The strides in youth sexual health are continuing in upstate New York; this week, the Buffalo School Board "approved a plan... that will allow school nurses to provide condoms to students." The Condom Availability Program (CAP) is part of the district's already-existing sex education program. Ideally, free condoms would be available to any high school student at any time in their education. While ninth grade students through twelfth grade students have access to CAP, the policy states that “condoms shall be made available only to students who have successfully completed the required HIV/AIDS/sexual health instruction program in their Health Education class." Still, the announcement of the program is exciting, especially since district leaders have said that CAP "will be implemented as part of a wider education plan" in continuing efforts to improve student safety and health.
Earlier this month, the New York City Department of Education announced a surprisingly delayed sex education policy change, finally allowing condom usage demonstrations to be included in high school health class curriculum.
Not surprisingly, pearl-clutching parents have expressed outrage.

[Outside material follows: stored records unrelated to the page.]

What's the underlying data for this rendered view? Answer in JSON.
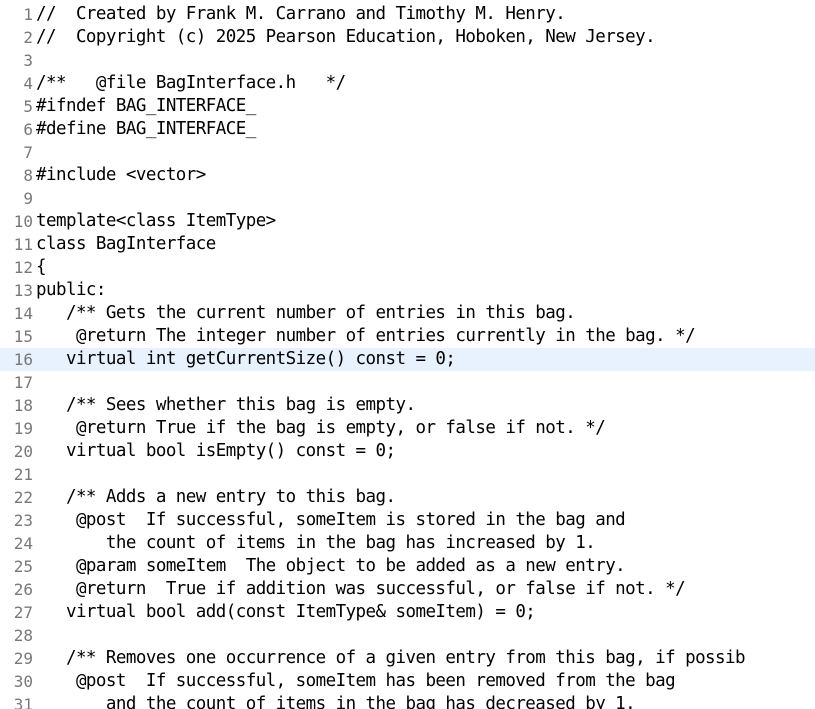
{
  "editor": {
    "current_line": 16,
    "lines": [
      {
        "num": "1",
        "text": "//  Created by Frank M. Carrano and Timothy M. Henry."
      },
      {
        "num": "2",
        "text": "//  Copyright (c) 2025 Pearson Education, Hoboken, New Jersey."
      },
      {
        "num": "3",
        "text": ""
      },
      {
        "num": "4",
        "text": "/**   @file BagInterface.h   */"
      },
      {
        "num": "5",
        "text": "#ifndef BAG_INTERFACE_"
      },
      {
        "num": "6",
        "text": "#define BAG_INTERFACE_"
      },
      {
        "num": "7",
        "text": ""
      },
      {
        "num": "8",
        "text": "#include <vector>"
      },
      {
        "num": "9",
        "text": ""
      },
      {
        "num": "10",
        "text": "template<class ItemType>"
      },
      {
        "num": "11",
        "text": "class BagInterface"
      },
      {
        "num": "12",
        "text": "{"
      },
      {
        "num": "13",
        "text": "public:"
      },
      {
        "num": "14",
        "text": "   /** Gets the current number of entries in this bag."
      },
      {
        "num": "15",
        "text": "    @return The integer number of entries currently in the bag. */"
      },
      {
        "num": "16",
        "text": "   virtual int getCurrentSize() const = 0;"
      },
      {
        "num": "17",
        "text": ""
      },
      {
        "num": "18",
        "text": "   /** Sees whether this bag is empty."
      },
      {
        "num": "19",
        "text": "    @return True if the bag is empty, or false if not. */"
      },
      {
        "num": "20",
        "text": "   virtual bool isEmpty() const = 0;"
      },
      {
        "num": "21",
        "text": ""
      },
      {
        "num": "22",
        "text": "   /** Adds a new entry to this bag."
      },
      {
        "num": "23",
        "text": "    @post  If successful, someItem is stored in the bag and"
      },
      {
        "num": "24",
        "text": "       the count of items in the bag has increased by 1."
      },
      {
        "num": "25",
        "text": "    @param someItem  The object to be added as a new entry."
      },
      {
        "num": "26",
        "text": "    @return  True if addition was successful, or false if not. */"
      },
      {
        "num": "27",
        "text": "   virtual bool add(const ItemType& someItem) = 0;"
      },
      {
        "num": "28",
        "text": ""
      },
      {
        "num": "29",
        "text": "   /** Removes one occurrence of a given entry from this bag, if possib"
      },
      {
        "num": "30",
        "text": "    @post  If successful, someItem has been removed from the bag"
      },
      {
        "num": "31",
        "text": "       and the count of items in the bag has decreased by 1."
      }
    ]
  }
}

Rightly citing STDs and teen pregnancy as a public health issue, the district had wanted to implement a condom program for a few years, but pushback from families impeded the process. This recent approval only came after months and months of public meetings, featuring plenty of parental anger. At one of the meetings, a parent commented, “Giving my child a condom in school is telling my child

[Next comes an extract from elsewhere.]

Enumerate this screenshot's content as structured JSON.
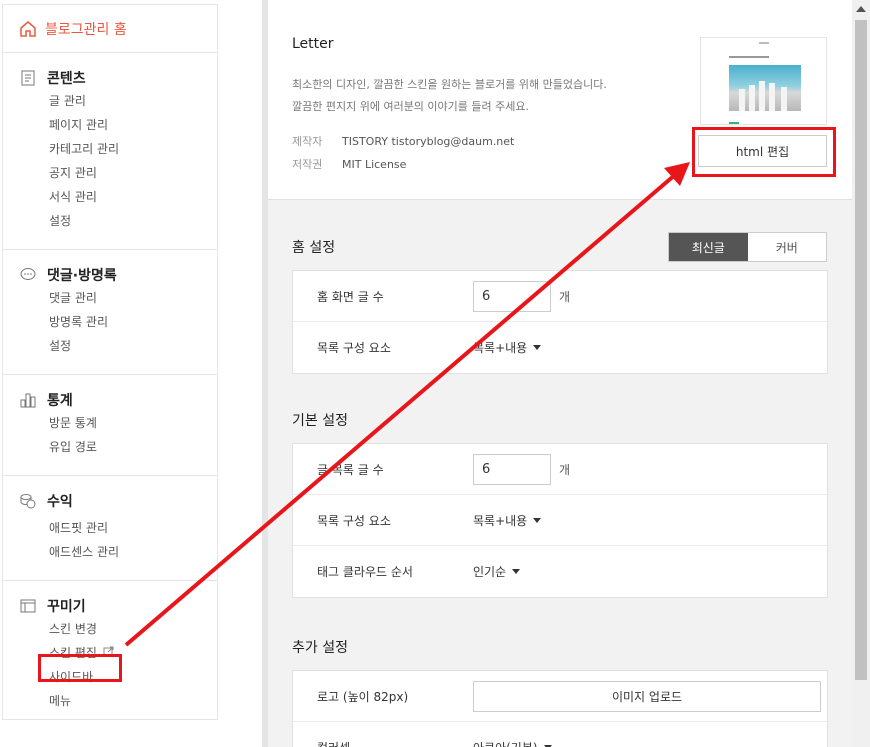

it's OK to go do what you want to do without your parent."
Actually, providing your children with condoms could very well save their lives and stop unwanted pregnancy, because if they want to have sex, they are going to have sex — whether or not they have your permission. When will people understand this fact? Previous research also shows that student access to condoms doesn't make people sexually active; it makes sexually active people safer. Studies of condom availability programs in New York City find that there is “a significant increase in condom use among sexually active students, but no increase in sexual activity.” Additionally, we have already seen the catastrophes that occur when schools ignore sex education and sexual health resources in hopes that students won't realize that sex is a thing. Remember the chlamydia outbreak among students at an abstinence education-only Texas high school only 2 months ago?

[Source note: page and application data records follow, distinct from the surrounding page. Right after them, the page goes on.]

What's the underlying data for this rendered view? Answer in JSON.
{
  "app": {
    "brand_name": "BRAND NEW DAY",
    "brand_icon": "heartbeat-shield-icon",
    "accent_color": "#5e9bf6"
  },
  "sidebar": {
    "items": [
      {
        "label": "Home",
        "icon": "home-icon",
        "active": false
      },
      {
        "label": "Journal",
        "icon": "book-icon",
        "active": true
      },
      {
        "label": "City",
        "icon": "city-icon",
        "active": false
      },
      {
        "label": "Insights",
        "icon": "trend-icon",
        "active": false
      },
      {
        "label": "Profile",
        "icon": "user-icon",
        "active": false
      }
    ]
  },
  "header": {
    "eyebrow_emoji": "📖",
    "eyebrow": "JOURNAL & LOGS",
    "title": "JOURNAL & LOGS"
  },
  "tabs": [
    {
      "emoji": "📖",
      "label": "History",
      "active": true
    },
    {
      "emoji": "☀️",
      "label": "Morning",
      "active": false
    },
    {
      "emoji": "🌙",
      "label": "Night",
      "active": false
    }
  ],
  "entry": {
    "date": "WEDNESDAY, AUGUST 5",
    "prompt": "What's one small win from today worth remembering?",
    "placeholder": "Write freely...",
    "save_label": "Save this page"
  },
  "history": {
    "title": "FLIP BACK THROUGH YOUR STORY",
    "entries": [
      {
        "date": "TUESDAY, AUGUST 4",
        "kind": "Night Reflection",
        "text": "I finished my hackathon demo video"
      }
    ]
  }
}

Thankfully, the Buffalo Public School District overruled the puritanical outcry and pointed any critic's attention toward the distressing facts. Assuntra Ventresca, who is the Director of Health Related Services for the district, told WIVB News 4, “We have the
highest pregnancy rate in the state among our teens. We identify over
200 students annually that are pregnant.” Additionally, the most recent research revealed that 44 percent of high school students in Buffalo reported having sex. Out of these sexually active teens, 35 percent reported not using protection during their last sexual encounter.
As is the case with sex education programs, parents will have the ability to opt their children out of CAP. We can only hope that most of the district parents understand human sexuality, and recognize the prevention of unwanted pregnancy, STI/STDs transmission, and HIV/AIDS transmission as the public health issue that it is.The CDC has released studies proving that STD and HIV prevention programs in schools “play [a] key role” in stopping the spread of HIV and STDs and lowering risky sexual behaviors. Students deserve absolute access to sexual knowledge, safety, and health.
A Washington State Medicaid Program, Take Charge, has established school-based sexual and reproductive health clinics at several public high school and middle schools in Seattle. The clinics provide free contraception (including condoms, the Pill, IUDs, and the Nexplanon implant) and free counseling. Hundreds and hundreds of teenagers have been able to receive birth control, doctor's appointments, and private counseling without the fear of parental shame; not only are the clinic services free, but they don't require any proof of their families' insurance. This is key, since a 2015 survey by The National Campaign to Prevent Teen and Unplanned Pregnancy revealed that 68 percent of teens cite “not wanting their parents to find out” as the reason they forgo birth control.
/All public high schools in the city of
Philadelphia have access to The Philadelphia High-School STD
Screening Program, which provides access to yearly free and
confidential STD tests for any student who desires one. The program
also includes educational workshops about chlamydia and gonnorrhea,
reaching about 30,000 high schoolers every year. Of the 30,000 students,
about half opt to take the STD tests. The Philadelphia Department, School
District of Philadelphia, and the Family Planning Council
collaborated after STD rates among Philadelphia youth, specifically
for chlamydia and gonorrhea, “reached epidemic proportions” in
3. San Bernardino
The California Family Health Council (CFHC) has included its own Condom Availability Program (CAP) since 2012. Their CAP provides free, confidential “individual home mailers” to nine areas in California with the highest teen STD rates. The program, on TeenSource.org, allows teens “to go online and confidentially request a package of 10 condoms, personal lubricant (to reduce breakage), and educational information” every month. So far, CAP has sent out almost 90,000 condoms since the program started three years ago. In February of this year, the county of San Bernardino became the newest member of CAP, joining San Diego, Los Angeles, Alameda, San Joaquin, Fresno, San Francisco, Kern, and Alameda. While California teens already have “the highest rates of gonorrhea and chlamydia” among all ages in the state, San Bernardino County specifically comes in at number 5 for the most chlamydia rates and number 11 for the most gonorrhea rates, out of 58 counties in California.Images: Giphy (3)